Return all the entries word for word, minus the pictures.
--- Exercise input Enclosed Below ---
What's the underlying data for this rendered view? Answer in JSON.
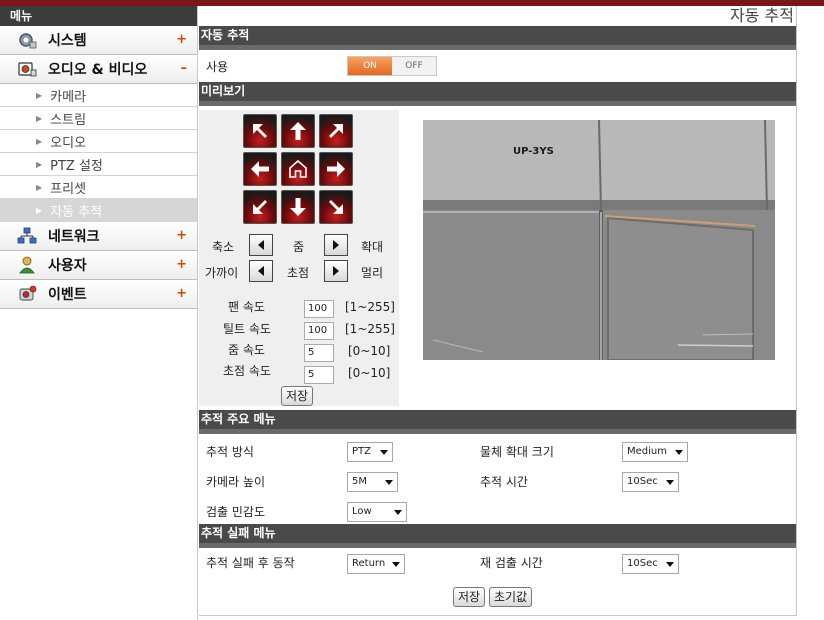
{
  "sidebar": {
    "header": "메뉴",
    "main_items": [
      {
        "label": "시스템",
        "sign": "+"
      },
      {
        "label": "오디오 & 비디오",
        "sign": "–"
      },
      {
        "label": "네트워크",
        "sign": "+"
      },
      {
        "label": "사용자",
        "sign": "+"
      },
      {
        "label": "이벤트",
        "sign": "+"
      }
    ],
    "sub_items": [
      {
        "label": "카메라"
      },
      {
        "label": "스트림"
      },
      {
        "label": "오디오"
      },
      {
        "label": "PTZ 설정"
      },
      {
        "label": "프리셋"
      },
      {
        "label": "자동 추적"
      }
    ]
  },
  "page": {
    "title": "자동 추적"
  },
  "auto_tracking": {
    "section_title": "자동 추적",
    "enable_label": "사용",
    "toggle_on": "ON",
    "toggle_off": "OFF",
    "toggle_state": "ON"
  },
  "preview": {
    "section_title": "미리보기",
    "zoom_out": "축소",
    "zoom": "줌",
    "zoom_in": "확대",
    "focus_near": "가까이",
    "focus": "초점",
    "focus_far": "멀리",
    "pan_speed_label": "팬 속도",
    "pan_speed": "100",
    "pan_range": "[1~255]",
    "tilt_speed_label": "틸트 속도",
    "tilt_speed": "100",
    "tilt_range": "[1~255]",
    "zoom_speed_label": "줌 속도",
    "zoom_speed": "5",
    "zoom_range": "[0~10]",
    "focus_speed_label": "초점 속도",
    "focus_speed": "5",
    "focus_range": "[0~10]",
    "save": "저장",
    "cam_overlay": "UP-3YS"
  },
  "tracking_main": {
    "section_title": "추적 주요 메뉴",
    "method_label": "추적 방식",
    "method_value": "PTZ",
    "zoom_size_label": "물체 확대 크기",
    "zoom_size_value": "Medium",
    "height_label": "카메라 높이",
    "height_value": "5M",
    "time_label": "추적 시간",
    "time_value": "10Sec",
    "sensitivity_label": "검출 민감도",
    "sensitivity_value": "Low"
  },
  "tracking_fail": {
    "section_title": "추적 실패 메뉴",
    "action_label": "추적 실패 후 동작",
    "action_value": "Return",
    "redetect_label": "재 검출 시간",
    "redetect_value": "10Sec"
  },
  "footer": {
    "save": "저장",
    "reset": "초기값"
  },
  "colors": {
    "accent": "#e4671a",
    "section_bar": "#4a4a4a",
    "ptz_red": "#c81e1e",
    "top_strip": "#7a1616"
  }
}
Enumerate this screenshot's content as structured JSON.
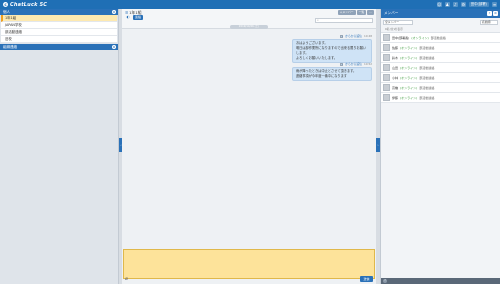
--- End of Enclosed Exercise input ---
* _Solution below_:
What's the underlying data for this rendered view? Answer in JSON.
{
  "sidebar": {
    "header": "메뉴",
    "main_items": [
      {
        "label": "시스템",
        "sign": "+"
      },
      {
        "label": "오디오 & 비디오",
        "sign": "–"
      },
      {
        "label": "네트워크",
        "sign": "+"
      },
      {
        "label": "사용자",
        "sign": "+"
      },
      {
        "label": "이벤트",
        "sign": "+"
      }
    ],
    "sub_items": [
      {
        "label": "카메라"
      },
      {
        "label": "스트림"
      },
      {
        "label": "오디오"
      },
      {
        "label": "PTZ 설정"
      },
      {
        "label": "프리셋"
      },
      {
        "label": "자동 추적"
      }
    ]
  },
  "page": {
    "title": "자동 추적"
  },
  "auto_tracking": {
    "section_title": "자동 추적",
    "enable_label": "사용",
    "toggle_on": "ON",
    "toggle_off": "OFF",
    "toggle_state": "ON"
  },
  "preview": {
    "section_title": "미리보기",
    "zoom_out": "축소",
    "zoom": "줌",
    "zoom_in": "확대",
    "focus_near": "가까이",
    "focus": "초점",
    "focus_far": "멀리",
    "pan_speed_label": "팬 속도",
    "pan_speed": "100",
    "pan_range": "[1~255]",
    "tilt_speed_label": "틸트 속도",
    "tilt_speed": "100",
    "tilt_range": "[1~255]",
    "zoom_speed_label": "줌 속도",
    "zoom_speed": "5",
    "zoom_range": "[0~10]",
    "focus_speed_label": "초점 속도",
    "focus_speed": "5",
    "focus_range": "[0~10]",
    "save": "저장",
    "cam_overlay": "UP-3YS"
  },
  "tracking_main": {
    "section_title": "추적 주요 메뉴",
    "method_label": "추적 방식",
    "method_value": "PTZ",
    "zoom_size_label": "물체 확대 크기",
    "zoom_size_value": "Medium",
    "height_label": "카메라 높이",
    "height_value": "5M",
    "time_label": "추적 시간",
    "time_value": "10Sec",
    "sensitivity_label": "검출 민감도",
    "sensitivity_value": "Low"
  },
  "tracking_fail": {
    "section_title": "추적 실패 메뉴",
    "action_label": "추적 실패 후 동작",
    "action_value": "Return",
    "redetect_label": "재 검출 시간",
    "redetect_value": "10Sec"
  },
  "footer": {
    "save": "저장",
    "reset": "초기값"
  },
  "colors": {
    "accent": "#e4671a",
    "section_bar": "#4a4a4a",
    "ptz_red": "#c81e1e",
    "top_strip": "#7a1616"
  }
}
Enumerate this screenshot's content as structured JSON.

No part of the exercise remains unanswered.